Flat roofing system performance can be significantly impacted by humidity, especially when it comes to the risk of moisture damage. The roofing industry has responded to this problem by classifying various flat roofing systems according to how well the system can handle various amounts of humidity. These divisions, referred to as humidity classes, help building owners and contractors to choose the best roofing system for their unique requirements.So what are the humidity classes for flat roofing? And how can you be sure to select the right option for your building or premises?
What are the different humidity classes for flat roofing?
Class I, Class II, and Class III are typically the three basic humidity classes used in the roofing industry. Each class has distinct specifications for roofing materials and methods of installation, and each class corresponds to a particular amount of expected humidity.These three classes are:
Class I: Low Humidity
Class I roofing systems are developed to tolerate low relative humidity levels, usually up to 70%. In dry climates with less risk of moisture damage, these systems can be highly effective. Among the materials utilised in Class I systems are single-ply membranes, modified bitumen, and asphalt.
Class II: Moderate Humidity
Class II roofing systems are made to tolerate humidity that is typically between 70% and 80%. These systems are appropriate for use in environments where there is some risk of moisture damage, but not a significant amount. Built-up roofing, single-ply membranes, and modified bitumen are examples of materials that can be used in Class II systems. Fully adhered, mechanically fixed, or ballasted systems are some of the installation methods that may be used for this class of roofing system.
Class III: High Humidity

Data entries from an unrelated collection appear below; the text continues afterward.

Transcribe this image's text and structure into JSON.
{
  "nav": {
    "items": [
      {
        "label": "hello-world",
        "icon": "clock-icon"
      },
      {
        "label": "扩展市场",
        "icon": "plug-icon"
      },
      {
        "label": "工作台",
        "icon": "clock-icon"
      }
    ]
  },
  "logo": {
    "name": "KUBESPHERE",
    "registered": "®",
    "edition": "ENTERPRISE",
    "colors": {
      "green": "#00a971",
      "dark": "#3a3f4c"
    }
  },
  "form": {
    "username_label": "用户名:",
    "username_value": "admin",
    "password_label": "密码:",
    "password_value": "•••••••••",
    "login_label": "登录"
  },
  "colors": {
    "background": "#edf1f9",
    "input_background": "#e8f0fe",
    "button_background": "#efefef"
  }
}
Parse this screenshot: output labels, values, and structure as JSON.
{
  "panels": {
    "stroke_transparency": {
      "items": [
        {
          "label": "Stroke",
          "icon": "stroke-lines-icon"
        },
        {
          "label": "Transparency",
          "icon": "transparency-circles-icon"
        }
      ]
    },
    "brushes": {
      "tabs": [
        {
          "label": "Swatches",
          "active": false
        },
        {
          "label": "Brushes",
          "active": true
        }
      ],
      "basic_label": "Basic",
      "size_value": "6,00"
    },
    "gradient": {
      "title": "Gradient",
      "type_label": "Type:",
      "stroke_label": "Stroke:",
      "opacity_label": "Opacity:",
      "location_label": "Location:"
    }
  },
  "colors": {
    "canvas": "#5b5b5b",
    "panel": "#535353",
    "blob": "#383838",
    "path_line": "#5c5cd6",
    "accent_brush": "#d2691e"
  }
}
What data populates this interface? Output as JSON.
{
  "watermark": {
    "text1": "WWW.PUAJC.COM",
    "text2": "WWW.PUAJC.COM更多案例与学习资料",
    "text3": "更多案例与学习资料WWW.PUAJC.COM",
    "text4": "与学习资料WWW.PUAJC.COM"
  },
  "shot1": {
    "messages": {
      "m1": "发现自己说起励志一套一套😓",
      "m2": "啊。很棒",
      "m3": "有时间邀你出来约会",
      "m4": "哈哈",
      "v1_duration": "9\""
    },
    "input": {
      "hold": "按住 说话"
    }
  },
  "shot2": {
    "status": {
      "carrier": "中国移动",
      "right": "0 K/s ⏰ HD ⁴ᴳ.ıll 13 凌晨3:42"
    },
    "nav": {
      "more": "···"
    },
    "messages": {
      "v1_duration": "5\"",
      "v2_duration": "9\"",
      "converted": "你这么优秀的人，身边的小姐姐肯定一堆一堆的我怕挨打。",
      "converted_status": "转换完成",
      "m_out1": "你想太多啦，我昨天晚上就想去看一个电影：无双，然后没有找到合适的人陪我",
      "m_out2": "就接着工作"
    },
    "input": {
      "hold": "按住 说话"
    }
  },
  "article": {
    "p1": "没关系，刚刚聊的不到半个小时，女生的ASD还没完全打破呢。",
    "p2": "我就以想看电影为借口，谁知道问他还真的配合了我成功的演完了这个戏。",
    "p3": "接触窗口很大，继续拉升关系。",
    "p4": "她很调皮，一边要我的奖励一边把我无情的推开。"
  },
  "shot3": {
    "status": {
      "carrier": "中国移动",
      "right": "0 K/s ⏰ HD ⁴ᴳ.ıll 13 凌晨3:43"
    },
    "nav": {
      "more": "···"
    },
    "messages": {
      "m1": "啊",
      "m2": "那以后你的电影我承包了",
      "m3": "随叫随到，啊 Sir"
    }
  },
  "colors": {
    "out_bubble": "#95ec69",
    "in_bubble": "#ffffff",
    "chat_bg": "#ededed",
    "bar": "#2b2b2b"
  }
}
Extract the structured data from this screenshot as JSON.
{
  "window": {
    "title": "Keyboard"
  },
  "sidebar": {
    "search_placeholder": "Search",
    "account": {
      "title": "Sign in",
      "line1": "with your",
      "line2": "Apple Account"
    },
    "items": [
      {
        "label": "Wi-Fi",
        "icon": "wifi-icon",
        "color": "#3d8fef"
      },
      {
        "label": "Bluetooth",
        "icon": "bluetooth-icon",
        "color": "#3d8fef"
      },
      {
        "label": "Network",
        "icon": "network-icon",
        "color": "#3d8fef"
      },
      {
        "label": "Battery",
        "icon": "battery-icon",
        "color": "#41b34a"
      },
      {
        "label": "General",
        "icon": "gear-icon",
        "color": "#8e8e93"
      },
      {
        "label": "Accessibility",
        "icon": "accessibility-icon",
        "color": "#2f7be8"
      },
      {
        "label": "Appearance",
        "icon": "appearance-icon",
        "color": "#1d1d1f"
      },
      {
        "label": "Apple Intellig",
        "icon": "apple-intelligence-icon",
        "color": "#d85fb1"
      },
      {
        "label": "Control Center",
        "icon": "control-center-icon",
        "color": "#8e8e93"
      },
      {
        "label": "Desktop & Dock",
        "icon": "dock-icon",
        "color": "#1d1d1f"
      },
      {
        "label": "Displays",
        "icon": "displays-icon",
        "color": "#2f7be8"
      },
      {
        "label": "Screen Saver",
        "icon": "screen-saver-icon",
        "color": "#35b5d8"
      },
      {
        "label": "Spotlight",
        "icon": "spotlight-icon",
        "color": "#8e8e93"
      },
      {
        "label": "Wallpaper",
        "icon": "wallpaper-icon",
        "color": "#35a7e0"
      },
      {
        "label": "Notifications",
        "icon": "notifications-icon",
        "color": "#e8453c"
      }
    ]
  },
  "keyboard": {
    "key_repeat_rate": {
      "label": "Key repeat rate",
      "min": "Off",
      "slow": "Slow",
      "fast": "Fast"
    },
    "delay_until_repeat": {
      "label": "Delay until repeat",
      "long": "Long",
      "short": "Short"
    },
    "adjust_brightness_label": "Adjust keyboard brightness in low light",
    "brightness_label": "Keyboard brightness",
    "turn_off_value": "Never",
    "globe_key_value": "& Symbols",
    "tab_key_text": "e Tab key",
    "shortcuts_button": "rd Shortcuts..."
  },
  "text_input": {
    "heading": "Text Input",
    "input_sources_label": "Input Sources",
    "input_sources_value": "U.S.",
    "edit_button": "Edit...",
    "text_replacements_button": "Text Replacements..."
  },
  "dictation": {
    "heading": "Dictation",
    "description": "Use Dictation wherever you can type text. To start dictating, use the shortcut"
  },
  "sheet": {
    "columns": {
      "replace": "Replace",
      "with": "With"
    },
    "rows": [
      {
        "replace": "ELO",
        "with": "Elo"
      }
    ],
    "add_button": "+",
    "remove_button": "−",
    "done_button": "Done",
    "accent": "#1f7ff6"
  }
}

Class III roofing systems are made to endure high relative humidity levels, usually above 80%. In climates where there is a high risk of moisture damage, such as coastal regions or regions with a lot of precipitation, these systems are highly effective. Spray polyurethane foam, built-up roofing, and single-ply membranes are examples of materials that can be used in Class III systems, and these may be fully adhered, mechanically fixed, or ballasted.
Humid conditions and flat roofing
There are other aspects that can affect how well a flat roofing system performs in humid environments ,in addition to selecting the appropriate materials and flat roofing system for the required humidity class for your structure. For instance, preventing moisture development in the roofing system and the nearby building elements requires adequate roofing ventilation. In addition, in order to prevent water from building up on the roof, which could result in moisture damage and other problems, proper drainage is also essential.
To ensure that a flat roofing system is able to withstand the expected levels of humidity, it’s important to work with a reputable roofing contractor and choose a system that is appropriate for the specific climate and building design. Here at Enviroply Roofing we have the expertise and knowledge to create and install the perfect flat roofing system for your requirements. Why not get in touch today to find out more?